On a much more significant front, I passed on the the Greatest Royal Rumble not only due to the human rights oppression of women, LGBTQ and non-violent drug users in Saudi Arabia, but because of the ongoing crisis in Yemen. The images of famine, allegations of use of skin-burning white phosphorous, and others charges of genocide are too much for me to tacitly support what amounts to little more than PR for the Saudi king.
Wrestling is a form of entertainment that I go into understanding there are warts. Its history is steeped in shadiness, if not some outright revolting chapters.
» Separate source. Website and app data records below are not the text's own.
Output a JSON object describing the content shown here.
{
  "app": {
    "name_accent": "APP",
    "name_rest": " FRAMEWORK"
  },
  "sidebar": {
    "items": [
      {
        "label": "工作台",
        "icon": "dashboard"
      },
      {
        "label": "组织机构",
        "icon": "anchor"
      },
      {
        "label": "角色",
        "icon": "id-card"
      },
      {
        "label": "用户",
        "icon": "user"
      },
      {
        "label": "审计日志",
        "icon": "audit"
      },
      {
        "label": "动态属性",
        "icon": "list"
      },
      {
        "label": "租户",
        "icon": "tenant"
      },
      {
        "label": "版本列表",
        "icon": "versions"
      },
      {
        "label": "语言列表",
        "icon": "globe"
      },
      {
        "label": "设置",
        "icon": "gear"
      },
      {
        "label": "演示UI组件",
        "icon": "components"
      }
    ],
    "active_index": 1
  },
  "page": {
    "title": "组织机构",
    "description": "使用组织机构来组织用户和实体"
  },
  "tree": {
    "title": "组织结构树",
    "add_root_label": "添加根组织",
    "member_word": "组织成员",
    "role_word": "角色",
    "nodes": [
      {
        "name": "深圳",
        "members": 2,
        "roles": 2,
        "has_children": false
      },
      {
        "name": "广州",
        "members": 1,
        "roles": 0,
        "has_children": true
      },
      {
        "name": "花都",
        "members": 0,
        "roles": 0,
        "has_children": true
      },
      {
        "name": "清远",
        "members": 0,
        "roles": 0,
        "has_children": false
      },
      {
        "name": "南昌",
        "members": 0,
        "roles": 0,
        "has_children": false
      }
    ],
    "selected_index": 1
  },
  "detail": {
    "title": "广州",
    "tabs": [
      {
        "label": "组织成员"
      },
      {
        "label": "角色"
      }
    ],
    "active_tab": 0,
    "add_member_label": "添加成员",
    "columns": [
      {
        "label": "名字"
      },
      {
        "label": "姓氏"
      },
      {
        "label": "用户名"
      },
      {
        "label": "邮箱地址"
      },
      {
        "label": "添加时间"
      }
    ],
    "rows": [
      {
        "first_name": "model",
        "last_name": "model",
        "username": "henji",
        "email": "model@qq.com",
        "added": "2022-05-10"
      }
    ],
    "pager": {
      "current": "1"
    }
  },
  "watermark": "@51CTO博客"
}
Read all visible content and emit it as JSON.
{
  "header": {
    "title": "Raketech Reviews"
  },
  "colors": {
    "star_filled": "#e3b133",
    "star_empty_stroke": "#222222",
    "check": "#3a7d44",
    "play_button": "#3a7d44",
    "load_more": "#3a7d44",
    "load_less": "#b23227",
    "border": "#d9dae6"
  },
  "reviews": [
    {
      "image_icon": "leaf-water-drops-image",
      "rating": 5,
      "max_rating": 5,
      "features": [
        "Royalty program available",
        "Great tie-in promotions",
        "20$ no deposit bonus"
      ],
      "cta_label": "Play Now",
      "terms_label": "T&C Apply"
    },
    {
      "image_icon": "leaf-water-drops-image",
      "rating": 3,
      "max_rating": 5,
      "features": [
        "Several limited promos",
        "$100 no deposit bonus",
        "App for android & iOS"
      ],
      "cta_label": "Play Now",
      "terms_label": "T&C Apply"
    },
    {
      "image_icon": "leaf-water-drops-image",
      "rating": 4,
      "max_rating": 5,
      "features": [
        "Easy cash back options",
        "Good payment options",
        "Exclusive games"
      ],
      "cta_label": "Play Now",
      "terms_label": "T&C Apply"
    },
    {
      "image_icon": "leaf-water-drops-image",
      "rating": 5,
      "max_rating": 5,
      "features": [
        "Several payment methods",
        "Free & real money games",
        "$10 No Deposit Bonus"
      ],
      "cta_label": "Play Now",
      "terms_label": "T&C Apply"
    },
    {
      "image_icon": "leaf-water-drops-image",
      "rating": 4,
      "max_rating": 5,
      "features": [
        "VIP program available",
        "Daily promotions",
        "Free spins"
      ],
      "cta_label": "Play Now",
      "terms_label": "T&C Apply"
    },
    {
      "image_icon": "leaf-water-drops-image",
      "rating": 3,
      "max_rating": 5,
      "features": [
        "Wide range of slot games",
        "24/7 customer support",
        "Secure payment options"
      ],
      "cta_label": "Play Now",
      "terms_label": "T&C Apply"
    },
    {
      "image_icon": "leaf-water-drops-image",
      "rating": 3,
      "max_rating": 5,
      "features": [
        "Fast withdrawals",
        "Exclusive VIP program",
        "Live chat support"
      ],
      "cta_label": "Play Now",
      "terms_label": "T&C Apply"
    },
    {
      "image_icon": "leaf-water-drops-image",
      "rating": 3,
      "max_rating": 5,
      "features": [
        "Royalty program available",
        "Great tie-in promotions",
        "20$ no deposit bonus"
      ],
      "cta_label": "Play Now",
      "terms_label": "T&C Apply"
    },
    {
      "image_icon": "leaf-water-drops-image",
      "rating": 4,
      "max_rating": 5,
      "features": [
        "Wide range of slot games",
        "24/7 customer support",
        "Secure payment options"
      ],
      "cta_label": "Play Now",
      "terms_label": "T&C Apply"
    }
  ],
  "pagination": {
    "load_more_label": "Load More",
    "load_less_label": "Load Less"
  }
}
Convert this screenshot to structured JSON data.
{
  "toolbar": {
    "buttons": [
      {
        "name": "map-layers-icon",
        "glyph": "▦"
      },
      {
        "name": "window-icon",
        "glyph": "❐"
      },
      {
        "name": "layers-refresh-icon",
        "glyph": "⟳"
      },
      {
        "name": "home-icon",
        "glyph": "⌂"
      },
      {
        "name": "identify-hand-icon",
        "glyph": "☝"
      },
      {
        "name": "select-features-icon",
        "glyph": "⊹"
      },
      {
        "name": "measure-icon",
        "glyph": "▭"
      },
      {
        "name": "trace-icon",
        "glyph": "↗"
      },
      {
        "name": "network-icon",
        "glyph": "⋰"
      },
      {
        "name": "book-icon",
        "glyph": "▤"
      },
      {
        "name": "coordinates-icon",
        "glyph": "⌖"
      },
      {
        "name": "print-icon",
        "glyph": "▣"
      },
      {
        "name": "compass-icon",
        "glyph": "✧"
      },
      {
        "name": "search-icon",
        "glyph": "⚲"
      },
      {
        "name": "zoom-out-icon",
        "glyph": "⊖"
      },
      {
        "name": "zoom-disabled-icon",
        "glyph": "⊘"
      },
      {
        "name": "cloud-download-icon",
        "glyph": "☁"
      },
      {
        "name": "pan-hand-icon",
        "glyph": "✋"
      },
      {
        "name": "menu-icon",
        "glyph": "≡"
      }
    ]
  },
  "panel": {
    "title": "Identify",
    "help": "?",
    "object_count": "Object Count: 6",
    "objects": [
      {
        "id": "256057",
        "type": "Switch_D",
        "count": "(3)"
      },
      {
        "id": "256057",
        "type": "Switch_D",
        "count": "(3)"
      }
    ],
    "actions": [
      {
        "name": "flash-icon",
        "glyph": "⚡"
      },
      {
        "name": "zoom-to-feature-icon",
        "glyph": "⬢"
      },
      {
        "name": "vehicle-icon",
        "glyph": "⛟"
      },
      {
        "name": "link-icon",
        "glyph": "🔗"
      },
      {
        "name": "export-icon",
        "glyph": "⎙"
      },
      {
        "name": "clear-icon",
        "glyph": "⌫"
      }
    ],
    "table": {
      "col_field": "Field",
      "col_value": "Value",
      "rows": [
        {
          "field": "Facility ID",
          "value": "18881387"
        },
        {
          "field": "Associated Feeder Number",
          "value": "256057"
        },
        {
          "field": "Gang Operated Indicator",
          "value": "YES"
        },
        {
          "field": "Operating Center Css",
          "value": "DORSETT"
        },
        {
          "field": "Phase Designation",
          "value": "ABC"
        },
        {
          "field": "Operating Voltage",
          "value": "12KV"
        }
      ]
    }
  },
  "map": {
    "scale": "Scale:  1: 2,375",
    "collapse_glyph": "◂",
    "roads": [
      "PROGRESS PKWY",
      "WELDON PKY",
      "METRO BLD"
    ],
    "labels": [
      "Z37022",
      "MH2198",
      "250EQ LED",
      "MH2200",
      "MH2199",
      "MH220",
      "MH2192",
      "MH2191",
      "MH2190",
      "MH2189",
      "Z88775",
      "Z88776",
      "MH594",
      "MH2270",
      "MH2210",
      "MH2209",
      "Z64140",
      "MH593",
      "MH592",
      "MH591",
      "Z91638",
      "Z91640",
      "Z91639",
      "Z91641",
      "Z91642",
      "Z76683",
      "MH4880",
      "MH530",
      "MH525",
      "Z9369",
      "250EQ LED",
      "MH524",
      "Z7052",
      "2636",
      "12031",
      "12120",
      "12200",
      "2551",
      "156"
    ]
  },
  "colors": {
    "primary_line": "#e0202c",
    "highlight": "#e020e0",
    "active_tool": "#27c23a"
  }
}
WWE already walked away from another controversy this year, dropping the name Fabulous Moolah from its Wrestlemania battle royal and re-commissioning a new trophy amid backlash.
Speaking on behalf of the company in defense of the Greatest Royal Rumble, Paul Levesque offered a salient point — essentially that the spread of pop culture and entertainment can lead to cultural change. One need not look far to see its impact; sports advanced the push for desegregation here in the United States, and I don’t think it’s unrealistic to credit music, TV and film for turning the tide in favor of marriage equality.
So will history reflect on the Greatest Royal Rumble as a landmark moment for much-needed progress in an oppressive nation? Or will it become a new generation’s Collision in Korea?
For the uninitiated, Collision in Korea is an utterly bizarre historical artifact from the not-so-distant past of 1995. USA Today interviewed Ric Flair about the event, held in North Korean capital Pyongyang, in 2014. As a centerpiece of the International Sports and Cultural Festival for Peace, more than 300,000 North Koreans watched the event live, though knowing what we do of life in North Korea, I’m guessing attendance was mandatory.
To see a wrestling match among such a massive sea of humanity is quite a spectacle — although seeing it requires scouring YouTube. Collision in Korea’s not available on WWE Network, despite owning the rights as a WCW pay-per-view event.
Ric Flair wrestled Antonio Inoki in the main event — a fitting pairing for such a bizarre show, given Flair’s well-documented outlandishness, which comes nowhere near the stories told of Inoki. The Japanese puroresu legend might very well have shortened the boxing career of Muhammad Ali in a worked-shoot fight, negotiated the release of a hostage in Iraq in 1990, bought a deserted island from the Cuban government, and — in more recent years — hosted a 7-hour long MMA pay-per-view in Japan that kicked off with him on a cross.
With Flair and Inoki on the top of the card, assorted other WCW and New Japan talent filled out the undercard. It isn’t nearly the level of supercard WWE presented at Greatest Royal Rumble, but it does include an IWGP Heavyweight Championship bout between Shinya Hashimoto and Scott Norton, and The Open Man favorites the Steiner Brothers facing Kensuke Sasaki and Hiroshi Hase.
It’s an altogether odd event to the point that it doesn’t seem real. Perhaps in 23 years’ time, Greatest Royal Rumble will be remembered similarly. Or maybe, with North Korea and South Korea working to ease tensions, WWE’s next landmark, global event will be Collision in Korea 2?